That was basically the model that led me all the way to my final, finished product.  There were a few snafus – like how the training algorithm takes up an ungodly amount of memory, so I had to optimize since I was running it on my laptop with only 2GB of memory. I also only used a few rule templates and I even cut the training data from 4,000 to little over 1,000 entries, based on which names were more popular in US census data.  But ultimately, I think the final model was pretty good.  Below are my test results, using a test set of 47 first and last names that were not in the training data (and which I mostly borrowed from people I know).
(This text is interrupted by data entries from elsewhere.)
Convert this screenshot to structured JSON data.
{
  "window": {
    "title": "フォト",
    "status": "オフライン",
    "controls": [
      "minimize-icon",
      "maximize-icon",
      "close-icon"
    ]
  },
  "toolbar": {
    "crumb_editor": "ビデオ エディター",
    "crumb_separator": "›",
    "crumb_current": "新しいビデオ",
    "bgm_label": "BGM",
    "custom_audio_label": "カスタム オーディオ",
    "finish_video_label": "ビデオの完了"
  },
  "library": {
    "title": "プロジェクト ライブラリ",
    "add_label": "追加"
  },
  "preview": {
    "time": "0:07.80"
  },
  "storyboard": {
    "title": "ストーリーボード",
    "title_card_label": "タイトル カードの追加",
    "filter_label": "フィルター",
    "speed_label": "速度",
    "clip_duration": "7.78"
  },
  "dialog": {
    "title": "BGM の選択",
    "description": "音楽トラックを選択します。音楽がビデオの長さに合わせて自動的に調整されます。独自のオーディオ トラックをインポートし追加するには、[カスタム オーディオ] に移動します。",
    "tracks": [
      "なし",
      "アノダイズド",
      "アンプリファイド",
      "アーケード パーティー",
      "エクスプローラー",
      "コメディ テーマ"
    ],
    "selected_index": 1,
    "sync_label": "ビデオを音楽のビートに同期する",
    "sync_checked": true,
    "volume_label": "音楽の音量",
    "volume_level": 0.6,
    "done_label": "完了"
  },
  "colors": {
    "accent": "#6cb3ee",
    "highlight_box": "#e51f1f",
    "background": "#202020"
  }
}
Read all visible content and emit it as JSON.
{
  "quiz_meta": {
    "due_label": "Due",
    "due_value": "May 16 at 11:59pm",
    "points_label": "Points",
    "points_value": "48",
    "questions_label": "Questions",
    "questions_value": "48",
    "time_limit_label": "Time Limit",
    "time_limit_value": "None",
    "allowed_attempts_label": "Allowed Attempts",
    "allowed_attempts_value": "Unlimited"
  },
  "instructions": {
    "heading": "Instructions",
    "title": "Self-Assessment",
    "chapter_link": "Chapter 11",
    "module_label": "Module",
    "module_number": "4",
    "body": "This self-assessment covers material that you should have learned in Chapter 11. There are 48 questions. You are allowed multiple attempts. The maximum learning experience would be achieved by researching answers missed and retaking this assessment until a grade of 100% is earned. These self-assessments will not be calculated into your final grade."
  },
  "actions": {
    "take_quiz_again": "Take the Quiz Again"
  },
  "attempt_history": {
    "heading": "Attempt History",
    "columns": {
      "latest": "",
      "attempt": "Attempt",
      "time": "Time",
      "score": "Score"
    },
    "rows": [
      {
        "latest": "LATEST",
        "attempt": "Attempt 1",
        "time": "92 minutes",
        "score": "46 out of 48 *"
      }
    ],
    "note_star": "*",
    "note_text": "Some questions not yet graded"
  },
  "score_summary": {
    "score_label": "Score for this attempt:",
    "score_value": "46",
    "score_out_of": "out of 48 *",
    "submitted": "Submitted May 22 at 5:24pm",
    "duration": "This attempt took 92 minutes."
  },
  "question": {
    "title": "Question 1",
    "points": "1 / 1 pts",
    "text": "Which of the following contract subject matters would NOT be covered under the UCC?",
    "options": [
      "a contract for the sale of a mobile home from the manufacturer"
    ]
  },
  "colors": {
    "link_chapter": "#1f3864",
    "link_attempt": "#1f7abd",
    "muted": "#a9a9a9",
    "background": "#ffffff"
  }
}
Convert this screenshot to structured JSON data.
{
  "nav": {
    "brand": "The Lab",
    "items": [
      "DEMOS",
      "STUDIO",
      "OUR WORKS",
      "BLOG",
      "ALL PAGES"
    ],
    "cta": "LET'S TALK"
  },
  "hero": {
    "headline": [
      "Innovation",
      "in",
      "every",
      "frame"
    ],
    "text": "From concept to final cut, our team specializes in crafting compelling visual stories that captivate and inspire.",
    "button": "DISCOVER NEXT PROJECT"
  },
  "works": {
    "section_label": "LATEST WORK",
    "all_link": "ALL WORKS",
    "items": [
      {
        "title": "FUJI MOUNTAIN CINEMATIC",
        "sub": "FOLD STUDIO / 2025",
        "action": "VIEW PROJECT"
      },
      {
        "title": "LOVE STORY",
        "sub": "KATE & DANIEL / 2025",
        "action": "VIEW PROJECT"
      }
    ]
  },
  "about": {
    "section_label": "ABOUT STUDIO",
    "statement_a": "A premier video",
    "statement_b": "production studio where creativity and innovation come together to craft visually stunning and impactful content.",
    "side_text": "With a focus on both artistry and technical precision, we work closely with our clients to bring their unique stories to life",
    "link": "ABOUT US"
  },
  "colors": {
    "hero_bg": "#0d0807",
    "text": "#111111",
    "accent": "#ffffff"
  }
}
holly -> horii (gold: hoorii)
anderson -> andaason
damon -> damon (gold: deemon)
clinton -> kurinton
lambert -> ranbaato
king -> kingu
maynard -> meinaado (gold: meenaado)
lawson -> rooson
bellow -> beroo
butler -> butoraa (gold: batoraa)
vorwaller -> boowaraa
parker -> paakaa
thompson -> somupson (gold: tompuson)
potter -> pottaa
hermann -> haaman
stacia -> suteishia
maevis -> maebisu (gold: meebisu)
gerald -> jerarudo
hartleben -> haatoreben
hanson -> hannson (gold: hanson)
brubeck -> buruubekku
ferrel -> fereru
poolman -> puoruman (gold: puuruman)
bart -> baato
smith -> sumisu
larson -> raason
perkowitz -> paakooitsu (gold: paakowitsu)
boyd -> boido
nancy -> nanshii
meliha -> meria (gold: meriha)
berzins -> baazinsu (gold: baazinzu)
manning -> maningu
sanders -> sandaasu (gold: sandaazu)
durup -> duruppu (gold: durupu)
thea -> sia
walker -> waokaa (gold: wookaa)
johnson -> jonson
bardock -> barudokku (gold: baadokku)
beal -> beru (gold: biiru)
lovitz -> robitsu
picard -> pikaado
melville -> merubiru
pittman -> pitman (gold: pittoman)
west -> wesuto
eaton -> iaton (gold: iiton)
pound -> pondo
eustice -> iasutisu (gold: yuusutisu)
pope -> popu (gold: poopu)
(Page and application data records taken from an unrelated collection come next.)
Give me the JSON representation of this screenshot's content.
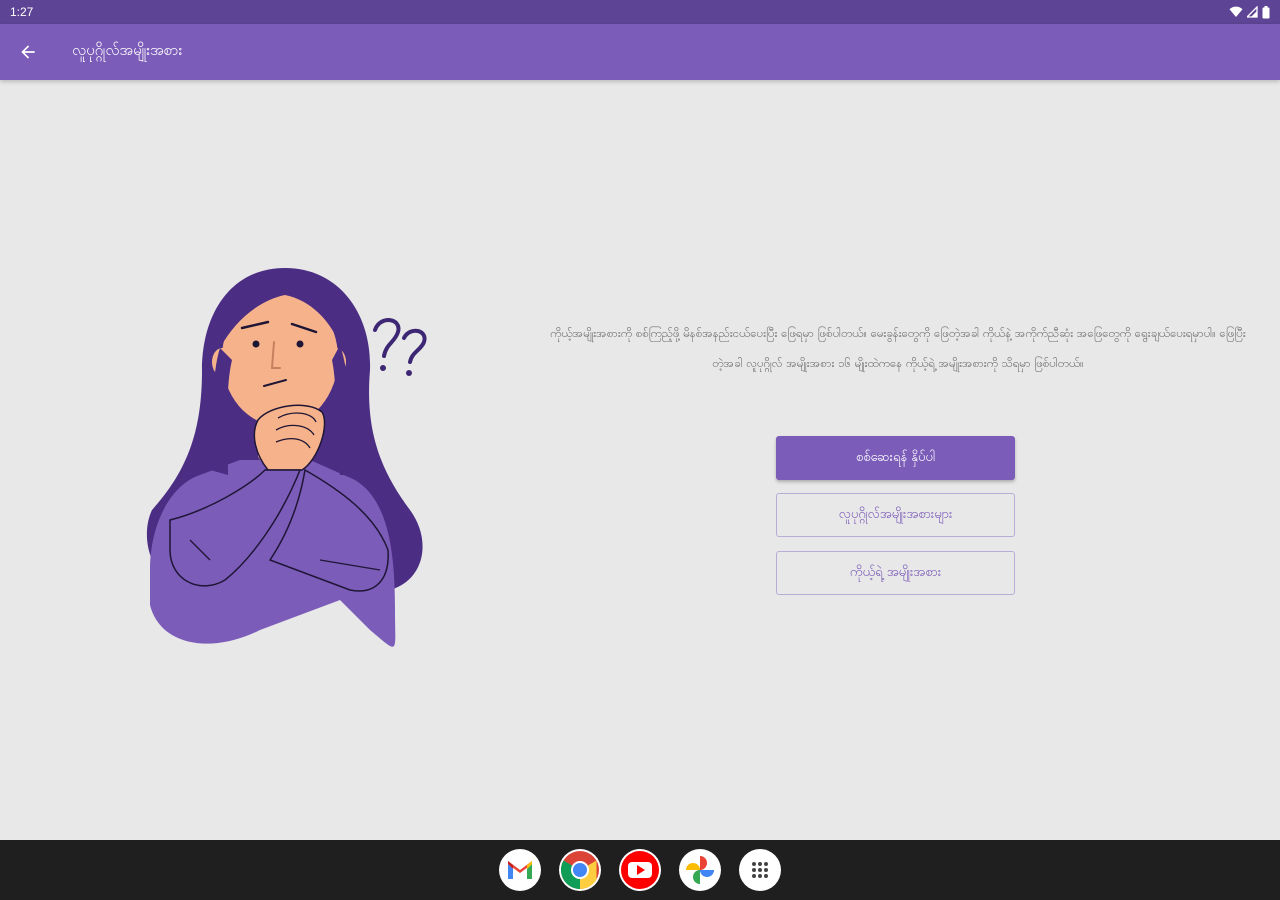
{
  "status_bar": {
    "time": "1:27"
  },
  "app_bar": {
    "title": "လူပုဂ္ဂိုလ်အမျိုးအစား",
    "back_icon": "arrow-left-icon"
  },
  "main": {
    "description": "ကိုယ့်အမျိုးအစားကို စစ်ကြည့်ဖို့ မိနစ်အနည်းငယ်ပေးပြီး ဖြေရမှာ ဖြစ်ပါတယ်။ မေးခွန်းတွေကို ဖြေတဲ့အခါ ကိုယ်နဲ့ အကိုက်ညီဆုံး အဖြေတွေကို ရွေးချယ်ပေးရမှာပါ။ ဖြေပြီးတဲ့အခါ လူပုဂ္ဂိုလ် အမျိုးအစား ၁၆ မျိုးထဲကနေ ကိုယ့်ရဲ့ အမျိုးအစားကို သိရမှာ ဖြစ်ပါတယ်။",
    "buttons": {
      "start": "စစ်ဆေးရန် နှိပ်ပါ",
      "types": "လူပုဂ္ဂိုလ်အမျိုးအစားများ",
      "my_type": "ကိုယ့်ရဲ့ အမျိုးအစား"
    }
  },
  "dock": {
    "apps": [
      "gmail-icon",
      "chrome-icon",
      "youtube-icon",
      "photos-icon",
      "app-drawer-icon"
    ]
  },
  "colors": {
    "primary": "#7c5cb9",
    "status_bar": "#5d4494",
    "background": "#e8e8e8",
    "nav_bar": "#1f1f1f"
  }
}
Baseline (i.e. just using the English strings without applying the model at all):
Accuracy: 0.00
Total edit distance: 145

Model score:
Accuracy: 0.5833333333333334
Total edit distance: 28

(I print out “gold” and the correct answer only for the incorrect ones.)

The accuracy’s not very impressive, but as I kept tweaking the features, what I was really aiming for was low edit distance, and 28 was the lowest I was able to achieve on the test set.  So this means that, even when it makes mistakes, the mistakes are usually very small, so the results are still reasonable.  “Meinaado,” for instance, isn’t even a mistake – it’s just two ways of writing the same long vowel (“mei” vs. “mee”).

Anyway, many of the mistakes can be corrected by just using postprocessing heuristics (e.g. final “nn” doesn’t make any sense in Japanese, and “tm” is not a valid consontant cluster).  I decided I was satisfied enough with this model to leave it as it is for now – especially given I had already spent weeks on this whole process.

This is the model that I ultimately included with the Japanese Name Converter app.  The app processes any name that is not found in the built-in dictionary of 4,000 names, spits out the resulting roomaji, applies some postprocessing heuristics to obey the phonotactics of Japanese (like in the “nn” example above), converts the roomaji to katakana, and displays the result on the screen.

Of course, because it only fires when a name is outside the set of 4,000 relatively common names, the average user may actually never see the output from my TBL model. However, I like having it in the app because I think it adds something unique.  I looked around at other “your name in Japanese” apps and websites, but none of them are capable of transliterating any old arbitrary string.  They always give an error when the name doesn’t happen to be in their database.  At least with my app, you’ll always get some transliteration, even if it’s not a perfect one.

The Japanese Name Converter is currently my third most popular Android app, after Pokédroid and Chord Reader, which I think is pretty impressive given that I never updated it.  The source code is available at Github.